The course is an integrated whole. All assessment parts must be completed in the same academic year. No partial marks can be carried over into following years.
Only if the total weighted average is insufficient (5.49 or lower), the insufficient grade is the result of an insufficient paper and the final version of the paper was submitted on time, a re-sit of the paper is possible. The deadline for this version will be determined in consultation.
A resit of the presentation is not possible
If a student requests in writing a review of his/her paper within 30 days after publication of the exam results, a review will be organized.

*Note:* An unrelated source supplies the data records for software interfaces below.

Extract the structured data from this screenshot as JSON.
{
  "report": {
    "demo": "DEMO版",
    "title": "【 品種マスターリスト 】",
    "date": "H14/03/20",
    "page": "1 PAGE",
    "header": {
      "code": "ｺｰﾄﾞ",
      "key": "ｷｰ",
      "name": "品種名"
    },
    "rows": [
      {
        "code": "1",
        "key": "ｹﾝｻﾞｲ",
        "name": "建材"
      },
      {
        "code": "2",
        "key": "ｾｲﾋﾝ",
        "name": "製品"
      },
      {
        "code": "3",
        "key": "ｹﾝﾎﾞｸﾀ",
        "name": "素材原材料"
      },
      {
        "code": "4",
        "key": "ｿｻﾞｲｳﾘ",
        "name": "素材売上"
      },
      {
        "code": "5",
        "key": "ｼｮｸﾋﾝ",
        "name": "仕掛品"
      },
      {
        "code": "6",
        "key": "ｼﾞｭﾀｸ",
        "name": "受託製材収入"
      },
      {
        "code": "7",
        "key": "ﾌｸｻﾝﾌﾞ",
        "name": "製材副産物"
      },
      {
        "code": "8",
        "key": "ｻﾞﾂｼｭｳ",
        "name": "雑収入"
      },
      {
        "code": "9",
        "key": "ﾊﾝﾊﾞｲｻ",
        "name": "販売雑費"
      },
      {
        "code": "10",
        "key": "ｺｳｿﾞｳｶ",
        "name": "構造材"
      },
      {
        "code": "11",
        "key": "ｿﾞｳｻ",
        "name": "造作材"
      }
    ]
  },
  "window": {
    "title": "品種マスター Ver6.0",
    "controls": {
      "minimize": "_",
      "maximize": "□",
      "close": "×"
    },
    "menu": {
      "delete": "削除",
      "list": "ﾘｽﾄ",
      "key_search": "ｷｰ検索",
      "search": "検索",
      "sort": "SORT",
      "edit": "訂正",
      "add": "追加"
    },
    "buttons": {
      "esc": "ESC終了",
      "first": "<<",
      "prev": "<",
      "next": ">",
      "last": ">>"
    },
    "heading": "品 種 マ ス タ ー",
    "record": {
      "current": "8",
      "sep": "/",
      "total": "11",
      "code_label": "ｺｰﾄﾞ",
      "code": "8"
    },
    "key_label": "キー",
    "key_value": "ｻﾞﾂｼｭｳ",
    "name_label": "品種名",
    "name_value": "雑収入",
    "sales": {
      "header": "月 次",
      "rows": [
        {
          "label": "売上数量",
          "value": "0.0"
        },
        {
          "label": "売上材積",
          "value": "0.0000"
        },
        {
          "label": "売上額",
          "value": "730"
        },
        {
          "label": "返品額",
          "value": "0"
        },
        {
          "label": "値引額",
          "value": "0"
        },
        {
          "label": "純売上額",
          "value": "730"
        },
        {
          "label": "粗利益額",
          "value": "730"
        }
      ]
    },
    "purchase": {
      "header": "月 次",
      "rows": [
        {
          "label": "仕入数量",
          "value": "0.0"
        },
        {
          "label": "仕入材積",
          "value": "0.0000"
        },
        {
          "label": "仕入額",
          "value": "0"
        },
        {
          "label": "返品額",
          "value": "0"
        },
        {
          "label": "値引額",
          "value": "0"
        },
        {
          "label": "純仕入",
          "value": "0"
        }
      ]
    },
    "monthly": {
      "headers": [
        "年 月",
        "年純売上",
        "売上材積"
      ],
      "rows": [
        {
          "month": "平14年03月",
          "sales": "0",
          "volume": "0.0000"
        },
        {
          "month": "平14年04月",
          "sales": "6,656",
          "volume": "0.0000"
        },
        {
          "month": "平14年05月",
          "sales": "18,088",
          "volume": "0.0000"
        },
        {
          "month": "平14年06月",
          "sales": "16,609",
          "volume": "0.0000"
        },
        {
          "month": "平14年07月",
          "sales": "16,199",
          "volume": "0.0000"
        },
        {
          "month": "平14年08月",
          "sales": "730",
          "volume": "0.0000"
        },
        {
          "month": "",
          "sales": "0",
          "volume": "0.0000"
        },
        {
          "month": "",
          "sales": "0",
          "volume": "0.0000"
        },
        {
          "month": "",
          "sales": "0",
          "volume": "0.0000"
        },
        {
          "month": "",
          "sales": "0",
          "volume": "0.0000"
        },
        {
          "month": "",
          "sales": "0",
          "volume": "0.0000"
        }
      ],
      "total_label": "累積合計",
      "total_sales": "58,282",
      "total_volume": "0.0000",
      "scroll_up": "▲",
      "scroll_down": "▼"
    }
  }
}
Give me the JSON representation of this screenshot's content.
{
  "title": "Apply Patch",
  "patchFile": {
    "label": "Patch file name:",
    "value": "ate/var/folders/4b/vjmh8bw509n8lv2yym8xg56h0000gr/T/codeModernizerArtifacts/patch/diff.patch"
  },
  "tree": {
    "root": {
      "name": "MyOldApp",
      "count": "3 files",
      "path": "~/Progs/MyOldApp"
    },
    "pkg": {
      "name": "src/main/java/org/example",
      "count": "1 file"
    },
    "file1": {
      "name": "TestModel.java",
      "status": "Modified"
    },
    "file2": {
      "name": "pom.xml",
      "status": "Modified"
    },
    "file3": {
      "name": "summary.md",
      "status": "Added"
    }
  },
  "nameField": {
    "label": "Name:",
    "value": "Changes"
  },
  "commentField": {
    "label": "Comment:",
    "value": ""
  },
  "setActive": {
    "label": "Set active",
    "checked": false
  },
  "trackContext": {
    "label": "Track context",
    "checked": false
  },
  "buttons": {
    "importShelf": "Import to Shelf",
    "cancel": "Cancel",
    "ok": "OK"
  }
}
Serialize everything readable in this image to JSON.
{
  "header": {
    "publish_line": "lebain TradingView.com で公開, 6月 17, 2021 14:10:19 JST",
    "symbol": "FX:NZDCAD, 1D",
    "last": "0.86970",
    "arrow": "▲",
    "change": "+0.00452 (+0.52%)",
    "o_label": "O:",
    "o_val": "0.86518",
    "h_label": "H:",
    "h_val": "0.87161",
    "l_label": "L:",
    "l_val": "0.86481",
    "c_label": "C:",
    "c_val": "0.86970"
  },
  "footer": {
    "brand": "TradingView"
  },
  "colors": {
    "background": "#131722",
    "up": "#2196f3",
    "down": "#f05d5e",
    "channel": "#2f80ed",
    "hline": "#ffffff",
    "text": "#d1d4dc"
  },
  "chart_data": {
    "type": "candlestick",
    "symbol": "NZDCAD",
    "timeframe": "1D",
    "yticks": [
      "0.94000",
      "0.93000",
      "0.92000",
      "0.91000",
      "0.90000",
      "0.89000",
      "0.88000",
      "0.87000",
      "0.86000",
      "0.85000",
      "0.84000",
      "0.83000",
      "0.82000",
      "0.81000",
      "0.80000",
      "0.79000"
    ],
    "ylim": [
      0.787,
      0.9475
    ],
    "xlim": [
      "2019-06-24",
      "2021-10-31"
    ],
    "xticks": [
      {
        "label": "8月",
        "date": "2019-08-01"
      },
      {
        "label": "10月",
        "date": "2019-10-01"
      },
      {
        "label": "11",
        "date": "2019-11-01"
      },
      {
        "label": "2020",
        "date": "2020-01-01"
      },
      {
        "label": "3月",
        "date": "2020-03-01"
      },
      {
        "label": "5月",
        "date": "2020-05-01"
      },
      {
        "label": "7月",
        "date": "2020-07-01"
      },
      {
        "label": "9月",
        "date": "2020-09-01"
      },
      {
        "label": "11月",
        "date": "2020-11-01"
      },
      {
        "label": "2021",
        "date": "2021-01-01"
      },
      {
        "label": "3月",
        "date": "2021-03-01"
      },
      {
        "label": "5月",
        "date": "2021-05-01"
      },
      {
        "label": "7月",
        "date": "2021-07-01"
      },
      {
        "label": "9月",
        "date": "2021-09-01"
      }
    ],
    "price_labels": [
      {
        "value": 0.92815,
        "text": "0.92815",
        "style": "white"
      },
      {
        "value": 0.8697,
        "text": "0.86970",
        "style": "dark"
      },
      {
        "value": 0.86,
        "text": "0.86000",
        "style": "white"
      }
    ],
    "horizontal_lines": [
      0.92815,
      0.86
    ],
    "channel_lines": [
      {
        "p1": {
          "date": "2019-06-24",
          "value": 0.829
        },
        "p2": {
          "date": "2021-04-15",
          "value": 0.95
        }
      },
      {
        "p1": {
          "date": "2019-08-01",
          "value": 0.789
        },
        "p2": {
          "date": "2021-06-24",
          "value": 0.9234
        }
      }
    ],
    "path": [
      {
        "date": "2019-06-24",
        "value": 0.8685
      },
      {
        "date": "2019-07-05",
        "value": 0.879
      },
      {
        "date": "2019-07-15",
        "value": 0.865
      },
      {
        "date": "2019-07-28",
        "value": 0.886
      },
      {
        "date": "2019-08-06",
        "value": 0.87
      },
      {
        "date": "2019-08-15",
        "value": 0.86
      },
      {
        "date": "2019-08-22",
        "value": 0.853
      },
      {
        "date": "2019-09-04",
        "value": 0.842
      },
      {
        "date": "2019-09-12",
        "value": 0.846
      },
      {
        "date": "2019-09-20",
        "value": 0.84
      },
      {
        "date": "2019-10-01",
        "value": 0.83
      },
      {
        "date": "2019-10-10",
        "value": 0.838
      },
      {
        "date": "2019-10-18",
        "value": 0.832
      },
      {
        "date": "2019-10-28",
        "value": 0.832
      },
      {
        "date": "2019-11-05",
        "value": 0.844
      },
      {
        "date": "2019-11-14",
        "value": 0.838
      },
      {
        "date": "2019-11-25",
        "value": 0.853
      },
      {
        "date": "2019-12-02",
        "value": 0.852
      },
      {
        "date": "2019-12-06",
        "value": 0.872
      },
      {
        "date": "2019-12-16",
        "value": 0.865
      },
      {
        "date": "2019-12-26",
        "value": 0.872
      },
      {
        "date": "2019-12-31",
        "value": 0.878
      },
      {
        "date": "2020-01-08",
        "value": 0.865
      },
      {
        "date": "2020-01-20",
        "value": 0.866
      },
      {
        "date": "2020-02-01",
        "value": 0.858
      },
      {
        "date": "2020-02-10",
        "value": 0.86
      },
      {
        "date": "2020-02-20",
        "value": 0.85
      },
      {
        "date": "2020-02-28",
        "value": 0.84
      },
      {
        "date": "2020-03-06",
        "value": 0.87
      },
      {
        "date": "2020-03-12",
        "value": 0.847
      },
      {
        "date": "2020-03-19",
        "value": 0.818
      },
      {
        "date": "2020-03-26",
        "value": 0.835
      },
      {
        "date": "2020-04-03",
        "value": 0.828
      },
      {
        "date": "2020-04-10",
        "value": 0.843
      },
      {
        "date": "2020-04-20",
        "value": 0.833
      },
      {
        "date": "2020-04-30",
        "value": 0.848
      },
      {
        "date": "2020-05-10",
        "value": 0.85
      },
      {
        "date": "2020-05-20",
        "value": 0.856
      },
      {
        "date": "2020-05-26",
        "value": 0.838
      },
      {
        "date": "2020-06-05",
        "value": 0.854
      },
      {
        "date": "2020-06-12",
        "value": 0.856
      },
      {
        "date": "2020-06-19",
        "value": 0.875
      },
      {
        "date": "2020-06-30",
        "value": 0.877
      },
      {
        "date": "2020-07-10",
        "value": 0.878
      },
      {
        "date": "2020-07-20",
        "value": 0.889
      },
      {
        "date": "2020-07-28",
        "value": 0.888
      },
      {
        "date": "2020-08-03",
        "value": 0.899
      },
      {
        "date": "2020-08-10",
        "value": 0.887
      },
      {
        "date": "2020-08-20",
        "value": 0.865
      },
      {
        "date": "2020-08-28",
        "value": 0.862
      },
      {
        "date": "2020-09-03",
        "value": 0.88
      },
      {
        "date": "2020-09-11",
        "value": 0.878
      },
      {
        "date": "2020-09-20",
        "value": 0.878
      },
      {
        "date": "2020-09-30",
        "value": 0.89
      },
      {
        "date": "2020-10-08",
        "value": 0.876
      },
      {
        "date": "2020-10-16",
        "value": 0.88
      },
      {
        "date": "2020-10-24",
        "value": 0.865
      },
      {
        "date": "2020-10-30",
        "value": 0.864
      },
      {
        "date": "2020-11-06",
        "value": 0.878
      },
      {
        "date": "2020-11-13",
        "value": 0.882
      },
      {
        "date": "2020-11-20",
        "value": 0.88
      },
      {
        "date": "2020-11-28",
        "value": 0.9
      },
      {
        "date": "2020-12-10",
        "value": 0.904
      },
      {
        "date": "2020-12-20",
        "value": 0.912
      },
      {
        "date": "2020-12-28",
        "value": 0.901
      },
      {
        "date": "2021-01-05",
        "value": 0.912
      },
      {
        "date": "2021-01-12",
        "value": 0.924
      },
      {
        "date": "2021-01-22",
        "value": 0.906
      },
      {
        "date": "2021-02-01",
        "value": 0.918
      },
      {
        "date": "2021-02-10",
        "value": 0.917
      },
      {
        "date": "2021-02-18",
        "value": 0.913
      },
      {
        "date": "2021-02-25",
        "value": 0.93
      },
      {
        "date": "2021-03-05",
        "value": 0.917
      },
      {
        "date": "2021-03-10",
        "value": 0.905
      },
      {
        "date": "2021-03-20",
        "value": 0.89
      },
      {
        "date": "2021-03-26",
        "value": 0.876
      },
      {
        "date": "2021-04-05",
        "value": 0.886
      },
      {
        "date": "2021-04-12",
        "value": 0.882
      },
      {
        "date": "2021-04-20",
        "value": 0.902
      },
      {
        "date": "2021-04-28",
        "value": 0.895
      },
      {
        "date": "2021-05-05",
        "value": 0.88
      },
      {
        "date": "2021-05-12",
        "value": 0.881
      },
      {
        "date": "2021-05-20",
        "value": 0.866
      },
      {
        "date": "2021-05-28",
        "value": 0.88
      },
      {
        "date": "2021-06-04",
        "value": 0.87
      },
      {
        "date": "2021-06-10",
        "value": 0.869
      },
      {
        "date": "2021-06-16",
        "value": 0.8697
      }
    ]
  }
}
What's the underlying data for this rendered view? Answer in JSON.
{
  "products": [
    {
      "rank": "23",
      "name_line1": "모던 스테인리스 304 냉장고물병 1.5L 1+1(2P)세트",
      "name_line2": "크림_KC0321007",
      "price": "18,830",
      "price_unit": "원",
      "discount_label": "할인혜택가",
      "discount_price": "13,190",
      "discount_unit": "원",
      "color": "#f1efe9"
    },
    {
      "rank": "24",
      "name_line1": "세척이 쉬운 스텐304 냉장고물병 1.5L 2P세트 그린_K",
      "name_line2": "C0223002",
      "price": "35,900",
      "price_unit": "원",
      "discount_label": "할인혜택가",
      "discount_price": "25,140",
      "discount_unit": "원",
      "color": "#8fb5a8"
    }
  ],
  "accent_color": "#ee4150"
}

See also Website Persian Studies
Bleiker, R., Aesthetics and World Politics, Basingstoke: Palgrave Macmillan, 2009.
Seyed-Gohrab, A.A. (ed.) Literature of the Early Twentieth Century: From the Constitutional Period to Reza Shah, London and New York: I.B. Tauris, 2015.
Seyed-Gohrab, A.A., Mirror of Dew: The Poetry of Ālam-Tāj Zhāle Qā'em-Maqāmi, Cambridge: Harvard University Press, ILEX Foundation Series, 2014.
A detailed reading list for each week will be provided at the start of the course.
Students of the MA program Middle Eastern Studies are required to register through uSis before August 15. Students from this programme who cannot register in uSis, and interested students from other MA programmes are requested to send an email to the student advisor, Dr. Nicole van Os, including their name, student ID number, course title and prospectus or catalog number. Depending on the availability of places, the student advisor will register these students after August 15. By September 1 at the latest the student will be able to see in uSis whether (s)he is registered or not.
To avoid mistakes and problems, students are strongly advised to register in uSis through the activity number which can be found in the timetable in the column under the heading “USIS-Actnbr.”. More information on uSis is available in Dutch and English. You can also have a look at the FAQ.
Not being registered, means no permission to attend this course. See also the webpage on course and exam enrolment for registration deadlines and more information on how to register.
Registration Studeren à la carte and Contractonderwijs
Students with disabilities
The university is committed to supporting and accommodating students with disabilities as stated in the university protocol (especially pages 3-5). Students should contact Fenestra Disability Centre at least four weeks before the start of their courses to ensure that all necessary academic accommodations can be made in time conform the abovementioned protocol.
|Is part of||Programme type||Semester||Block|
|International Relations: Culture and Politics||Master||1||I, II|
|International Relations: Global Conflict in the Modern Era||Master||1||I, II|
|International Relations: Global Order in Historical Perspective||Master||1||I, II|
|International Relations: Global Political Economy||Master||1||I, II|
|Middle Eastern Studies (Research)||Master||1||I, II|
|Middle Eastern Studies: Modern Middle East Studies||Master||1||I, II|
|Middle Eastern Studies: Persian Studies||Master||1||I, II|